In case you’re feeling doubly ambitious, here are eight more festive experiments:
To show affection without going broke, I made art for my family this Festivus. I promised to share it with you, and here it is!
I wrote a story called Parent Hack. It has troubled kids making troubling decisions in a troubled system. It’s about necessity and the invention of family.
There’s an excerpt below to entice you to buy the book my story is in.
A hidden intercom crackled, “What do you want?”
Nicolas’s keen, dark eyes spotted the shine on a camera lens hidden in a crack above the door. He spoke up to it, “We’re little lost orphans.

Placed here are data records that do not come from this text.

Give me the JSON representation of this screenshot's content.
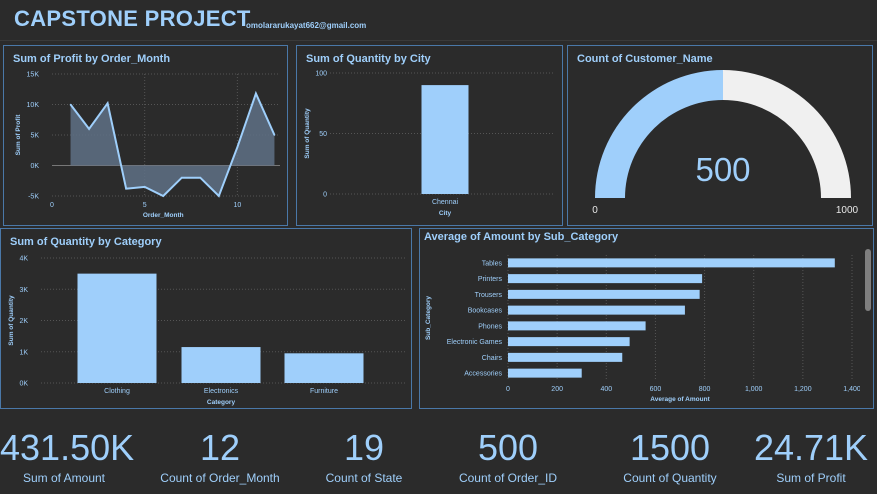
{
  "header": {
    "title": "CAPSTONE PROJECT",
    "email": "omolararukayat662@gmail.com"
  },
  "colors": {
    "background": "#2b2b2b",
    "accent": "#9fcffb",
    "border": "#4a78a8",
    "gauge_remainder": "#f0f0f0"
  },
  "gauge": {
    "title": "Count of Customer_Name",
    "value": 500,
    "value_label": "500",
    "min_label": "0",
    "max_label": "1000",
    "min": 0,
    "max": 1000
  },
  "chart_data": [
    {
      "type": "area",
      "title": "Sum of Profit by Order_Month",
      "xlabel": "Order_Month",
      "ylabel": "Sum of Profit",
      "x": [
        1,
        2,
        3,
        4,
        5,
        6,
        7,
        8,
        9,
        10,
        11,
        12
      ],
      "values": [
        10000,
        6000,
        10200,
        -3800,
        -3500,
        -5000,
        -2000,
        -2000,
        -5000,
        3000,
        11800,
        5000
      ],
      "xticks": [
        "0",
        "5",
        "10"
      ],
      "xtick_values": [
        0,
        5,
        10
      ],
      "yticks": [
        "-5K",
        "0K",
        "5K",
        "10K",
        "15K"
      ],
      "ytick_values": [
        -5000,
        0,
        5000,
        10000,
        15000
      ],
      "xlim": [
        0,
        12.3
      ],
      "ylim": [
        -5000,
        15000
      ]
    },
    {
      "type": "bar",
      "title": "Sum of Quantity by City",
      "xlabel": "City",
      "ylabel": "Sum of Quantity",
      "categories": [
        "Chennai"
      ],
      "values": [
        90
      ],
      "yticks": [
        "0",
        "50",
        "100"
      ],
      "ytick_values": [
        0,
        50,
        100
      ],
      "ylim": [
        0,
        100
      ]
    },
    {
      "type": "bar",
      "title": "Sum of Quantity by Category",
      "xlabel": "Category",
      "ylabel": "Sum of Quantity",
      "categories": [
        "Clothing",
        "Electronics",
        "Furniture"
      ],
      "values": [
        3500,
        1150,
        950
      ],
      "yticks": [
        "0K",
        "1K",
        "2K",
        "3K",
        "4K"
      ],
      "ytick_values": [
        0,
        1000,
        2000,
        3000,
        4000
      ],
      "ylim": [
        0,
        4000
      ]
    },
    {
      "type": "bar",
      "orientation": "horizontal",
      "title": "Average of Amount by Sub_Category",
      "xlabel": "Average of Amount",
      "ylabel": "Sub_Category",
      "categories": [
        "Tables",
        "Printers",
        "Trousers",
        "Bookcases",
        "Phones",
        "Electronic Games",
        "Chairs",
        "Accessories"
      ],
      "values": [
        1330,
        790,
        780,
        720,
        560,
        495,
        465,
        300
      ],
      "xticks": [
        "0",
        "200",
        "400",
        "600",
        "800",
        "1,000",
        "1,200",
        "1,400"
      ],
      "xtick_values": [
        0,
        200,
        400,
        600,
        800,
        1000,
        1200,
        1400
      ],
      "xlim": [
        0,
        1400
      ]
    }
  ],
  "kpis": [
    {
      "value": "431.50K",
      "label": "Sum of Amount"
    },
    {
      "value": "12",
      "label": "Count of Order_Month"
    },
    {
      "value": "19",
      "label": "Count of State"
    },
    {
      "value": "500",
      "label": "Count of Order_ID"
    },
    {
      "value": "1500",
      "label": "Count of Quantity"
    },
    {
      "value": "24.71K",
      "label": "Sum of Profit"
    }
  ]
}
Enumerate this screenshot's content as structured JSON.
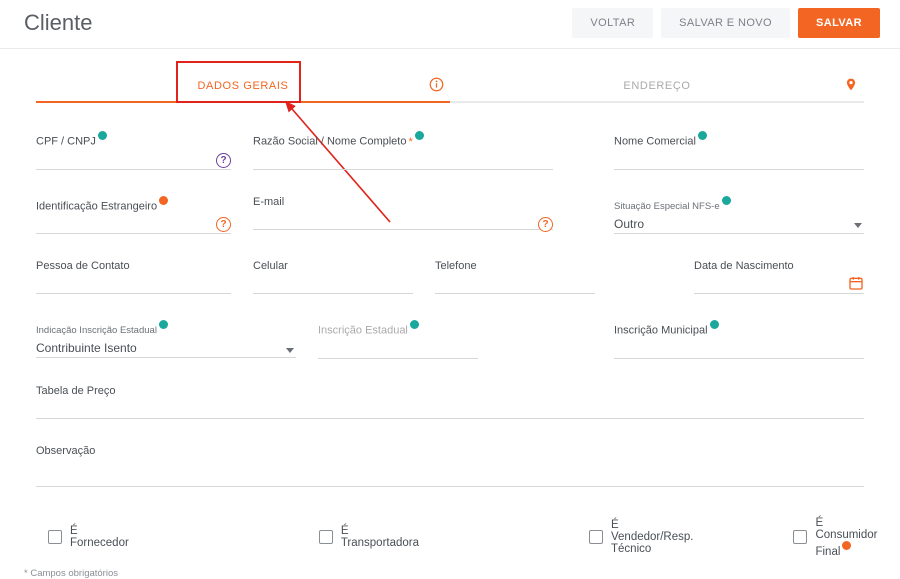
{
  "header": {
    "title": "Cliente",
    "voltar": "VOLTAR",
    "salvar_novo": "SALVAR E NOVO",
    "salvar": "SALVAR"
  },
  "tabs": {
    "dados_gerais": "DADOS GERAIS",
    "endereco": "ENDEREÇO"
  },
  "fields": {
    "cpf_label": "CPF / CNPJ",
    "razao_label": "Razão Social / Nome Completo",
    "nome_comercial_label": "Nome Comercial",
    "id_estrangeiro_label": "Identificação Estrangeiro",
    "email_label": "E-mail",
    "situacao_label": "Situação Especial NFS-e",
    "situacao_value": "Outro",
    "pessoa_contato_label": "Pessoa de Contato",
    "celular_label": "Celular",
    "telefone_label": "Telefone",
    "data_nasc_label": "Data de Nascimento",
    "ind_ie_label": "Indicação Inscrição Estadual",
    "ind_ie_value": "Contribuinte Isento",
    "ie_label": "Inscrição Estadual",
    "im_label": "Inscrição Municipal",
    "tabela_preco_label": "Tabela de Preço",
    "observacao_label": "Observação"
  },
  "checks": {
    "fornecedor": "É Fornecedor",
    "transportadora": "É Transportadora",
    "vendedor": "É Vendedor/Resp. Técnico",
    "consumidor": "É Consumidor Final"
  },
  "footnote": "* Campos obrigatórios"
}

Can you show us the way home?”
“Nico!” Zetta’s simulated mortification was very realistic, from her wide optical sensors and posture to her tone of voice. But no sooner had she spoken than her affronted demeanor suddenly dissolved into mechanical neutrality. Holmium’s disgruntled expression similarly flat-lined a split second later.
Orlando pulled Nicolas behind him and dropped into a defensive stance that was second nature after a year of mixed martial arts lessons. The strange android had stepped from behind an overgrown bougainvillea and disabled their Guardians before they’d even known it was there. “Remain calm, children. I won’t hurt you.” It spoke like a classic film actress, its voice a disarming combination of cultured and flinty that the boys recognized from their seventh grade film history elective but had never heard in person.
The deadbolts clicked and the door opened at last, but the woman who appeared at the threshold was instantly more threatening than the uncanny bot on the other side of the porch. She was short and skinny, but she had a gun. “Are they alone?”
“Yes, and their transport is clean of suspicious devices.”
“And the bots?”
“Standard hardware and basic applications, only.”
“All right, bring them to the dining room and prep them for upgrade.” The hacker stepped out to let the bots file inside.
Directing Zetta and Holmium along with gentle nudges, the hacker’s android asked as it passed, “What would you like for lunch?”
The hacker cocked her head and followed them in. “Lunch already? I just woke up.”
“I was speaking to the children.” The simulated movie star’s admonishment sounded very like a Guardian addressing a difficult Ward.
The woman looked down as if seeing them for the first time. “You want to come in?” They said nothing, so she huffed, “Temperature’s supposed to be in the nineties today, but you can wait out here if you want.”
From deep in the house, the android snapped, “Caret!”
The hacker cringed. “Listen, this is a bad neighborhood. But inside, Caesura’s cooking is the worst thing that’ll happen to you. Okay?” The boys remained speechless, but their eyes followed the weapon as she gestured down the hall. Exasperated, Caret fired a stream of water into the air over their heads and tossed the squirt gun to Orlando. “Lock the door on your way in.”
After she’d gone, Orlando said, “I don’t like this. She’s too weird.”
Nicolas looked older than his twelve years as he massaged tension from his forehead with his fingertips. “Don’t freak out. She’s socially maladapted, but I don’t think she’s really dangerous.”
“What about her bot? I’ve never even heard of a Guardian like that.” He still held the squirt gun away from his body and pointed at the ground as though it held live ammunition instead of tap water.
“I don’t know. It’s strange enough that an adult even has a Guardian. I guess it makes sense for a hacker’s bot to run custom applications.”
“And custom hardware.” Orlando smirked awkwardly under Nicolas’s stare. “I’ve never seen a bot like hers, either.”
“No, I’m adjusted; you’re repressed.”
Nicolas massaged his face again and muttered something vaguely profane on his way into the house.
Now that you’ve read an excerpt, please buy the book, read it, and review it on Amazon. If you can’t buy it right away, but you still want to do us a good deed, then put the Subversion anthology on your wishlist and tell ten friends about it. If you’ve already bought it, great! Tell ten friends about it, anyway. Better yet, buy it for someone else as a gift! Thank you.